If Paul needs a hookah fix, he just loads a pipe up with the flavored tobacco and puffs away on the hose at home. “It just helps you wind down,” said Paul.

Paul calls it meditative, a practice he started about 10 years ago. At times, it’s been every day of the week.

“It was kind of a ritualistic thing. It was just the thing where, ‘ok, I’m done with the day, sit down, what do I want? I want a hookah’,” said Paul.

After so many years smoking hookah, countless times, Paul said it’s not as addictive as cigarettes.

“I know people who smoke every five seconds, they are fiending for one. They’re like, ‘oh my God, I haven’t had a cigarette in five minutes. I need one…’”

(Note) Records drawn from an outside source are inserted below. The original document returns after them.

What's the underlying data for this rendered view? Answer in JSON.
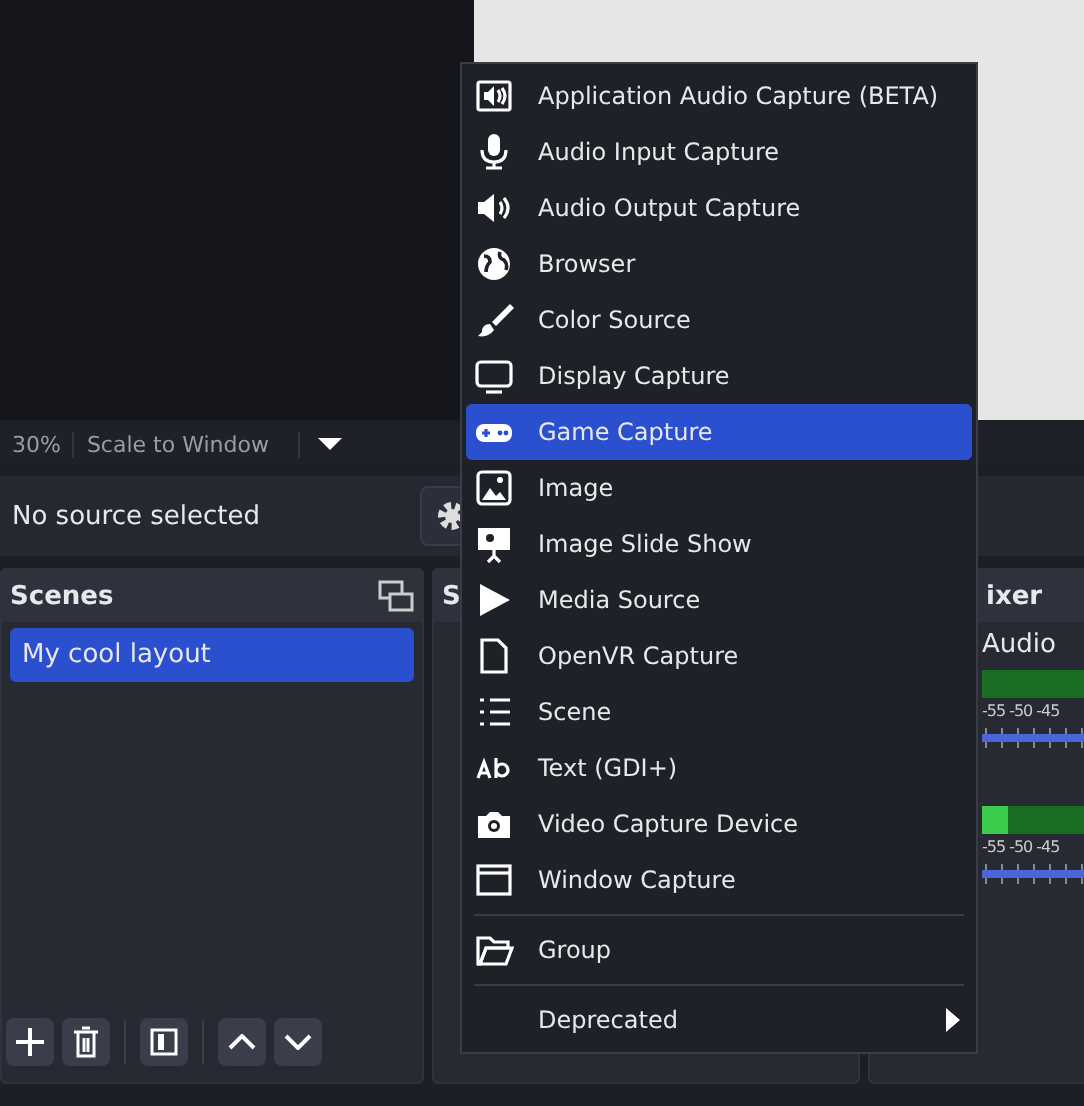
{
  "status_bar": {
    "zoom": "30%",
    "scale_mode": "Scale to Window"
  },
  "context_bar": {
    "text": "No source selected"
  },
  "scenes": {
    "title": "Scenes",
    "items": [
      {
        "label": "My cool layout",
        "selected": true
      }
    ]
  },
  "sources": {
    "title": "S"
  },
  "mixer": {
    "title": "ixer",
    "channels": [
      {
        "name": "Audio",
        "ticks": [
          "-55",
          "-50",
          "-45"
        ]
      },
      {
        "level": 0.25,
        "ticks": [
          "-55",
          "-50",
          "-45"
        ]
      }
    ]
  },
  "menu": {
    "items": [
      {
        "label": "Application Audio Capture (BETA)",
        "selected": false
      },
      {
        "label": "Audio Input Capture",
        "selected": false
      },
      {
        "label": "Audio Output Capture",
        "selected": false
      },
      {
        "label": "Browser",
        "selected": false
      },
      {
        "label": "Color Source",
        "selected": false
      },
      {
        "label": "Display Capture",
        "selected": false
      },
      {
        "label": "Game Capture",
        "selected": true
      },
      {
        "label": "Image",
        "selected": false
      },
      {
        "label": "Image Slide Show",
        "selected": false
      },
      {
        "label": "Media Source",
        "selected": false
      },
      {
        "label": "OpenVR Capture",
        "selected": false
      },
      {
        "label": "Scene",
        "selected": false
      },
      {
        "label": "Text (GDI+)",
        "selected": false
      },
      {
        "label": "Video Capture Device",
        "selected": false
      },
      {
        "label": "Window Capture",
        "selected": false
      },
      {
        "label": "Group",
        "selected": false,
        "separator_before": true
      },
      {
        "label": "Deprecated",
        "selected": false,
        "separator_before": true,
        "submenu": true
      }
    ]
  }
}
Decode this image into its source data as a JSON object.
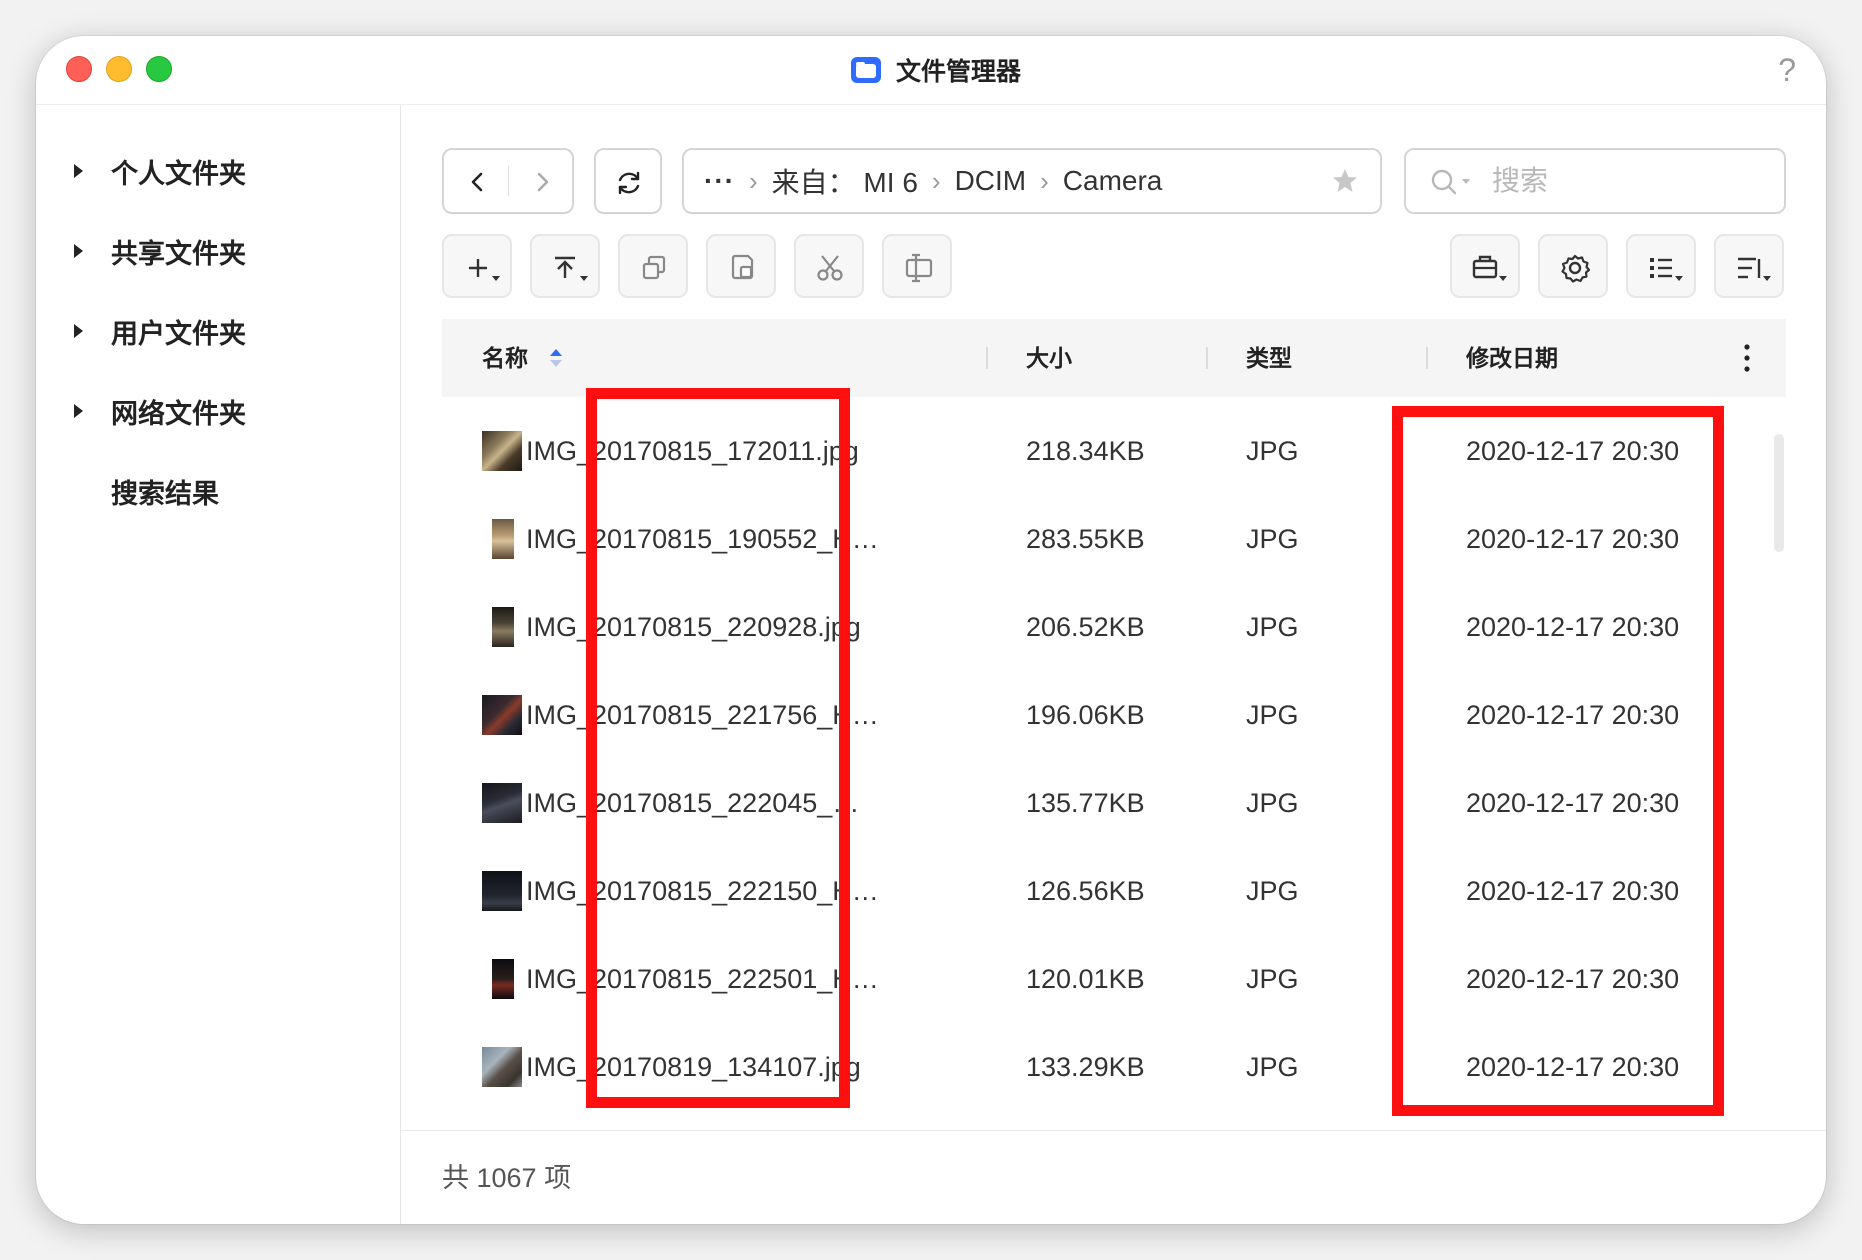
{
  "window": {
    "title": "文件管理器",
    "help_label": "?"
  },
  "sidebar": {
    "items": [
      {
        "label": "个人文件夹",
        "expandable": true
      },
      {
        "label": "共享文件夹",
        "expandable": true
      },
      {
        "label": "用户文件夹",
        "expandable": true
      },
      {
        "label": "网络文件夹",
        "expandable": true
      },
      {
        "label": "搜索结果",
        "expandable": false
      }
    ]
  },
  "pathbar": {
    "more": "···",
    "segments": [
      "来自： MI 6",
      "DCIM",
      "Camera"
    ]
  },
  "search": {
    "placeholder": "搜索"
  },
  "toolbar": {
    "left_icons": [
      "plus-icon",
      "upload-icon",
      "copy-icon",
      "paste-icon",
      "scissors-icon",
      "rename-icon"
    ],
    "right_icons": [
      "toolbox-icon",
      "gear-icon",
      "list-view-icon",
      "sort-icon"
    ]
  },
  "table": {
    "columns": {
      "name": "名称",
      "size": "大小",
      "type": "类型",
      "modified": "修改日期"
    },
    "sort_column": "名称",
    "rows": [
      {
        "name": "IMG_20170815_172011.jpg",
        "size": "218.34KB",
        "type": "JPG",
        "modified": "2020-12-17 20:30"
      },
      {
        "name": "IMG_20170815_190552_H…",
        "size": "283.55KB",
        "type": "JPG",
        "modified": "2020-12-17 20:30"
      },
      {
        "name": "IMG_20170815_220928.jpg",
        "size": "206.52KB",
        "type": "JPG",
        "modified": "2020-12-17 20:30"
      },
      {
        "name": "IMG_20170815_221756_H…",
        "size": "196.06KB",
        "type": "JPG",
        "modified": "2020-12-17 20:30"
      },
      {
        "name": "IMG_20170815_222045_…",
        "size": "135.77KB",
        "type": "JPG",
        "modified": "2020-12-17 20:30"
      },
      {
        "name": "IMG_20170815_222150_H…",
        "size": "126.56KB",
        "type": "JPG",
        "modified": "2020-12-17 20:30"
      },
      {
        "name": "IMG_20170815_222501_H…",
        "size": "120.01KB",
        "type": "JPG",
        "modified": "2020-12-17 20:30"
      },
      {
        "name": "IMG_20170819_134107.jpg",
        "size": "133.29KB",
        "type": "JPG",
        "modified": "2020-12-17 20:30"
      }
    ]
  },
  "footer": {
    "count": "共 1067 项"
  },
  "colors": {
    "annotation": "#ff1010",
    "accent": "#2f6bff"
  }
}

But medical experts are now comparing the dangers of cigarette smoke to that of hookah, saying smoking hookah for an hour is the equivalent of smoking 100 cigarettes.

Dr. Lynnette Kennison said there are very valid reasons for hookah smokers like Paul to be concerned. “The reality is, you’re getting much more than just flavor,” said Kennison.

Smoking hookah consists of lit charcoal and flavored tobacco on the head of the hookah pipe. The body of the pipe holds a water bowl and a hose.

Air is drawn through the tobacco, into the body of the pipe and passes through the water before being inhaled through the hose. “These are toxic elements that people consume and don’t realize,” said Kennison.

There’s tar, nicotine and mostly carbon monoxide, she said. A new University of Florida study found that people leaving hookah bars had carbon monoxide levels more than three times higher than people leaving traditional bars.

The Mayo Clinic also links hookah with lung and oral cancers as well as heart disease.

“For one thing, you don’t get the oxygen delivered to your heart, to your organ systems. It’s like being choked and you’re getting a depletion of oxygen,” said Kennison.

Kennison, also a professor at Jacksonville University, is urging students to make a conscious decision before hitting the pipe.

“When I’ve talked to students…Pretty much the answer is, the tobacco has been purified and you don’t get any nicotine. You don’t get any tar. You don’t get any carcinogens because it’s all going through the water,” said Kennison.

But that’s not true, said Kennison.

But Paul said he’s had no health problems and even with warnings from medical experts, he’s just not sold on the dangers.

“Next thing you know, they’re going to be telling you the sticks in pop ices….something is going to seep out and give you some sort of mouth cancer…,” said Paul.

Hookah smoking will continue at the Paul household. “It won’t be an everyday thing, more of a recreational it’s a nice day, let’s have a hookah,” said Paul.

And more hookah bars are expected to continue popping up. “It’s still growing. It’s a lot of room for it to grow still,” said Hernandez.

Those in the world of medicine wouldn’t mind seeing that trend go up in smoke.

Some other concerns from medical experts:

Hookah smoking by pregnant women can result in low birth weight babies.
Doctors with Mayo also say some pipes in bars aren’t properly cleaned which increases the risk for spreading infectious diseases.
Hookah supporters say the pipes are properly cleaned and as with anything, it’s all about moderation.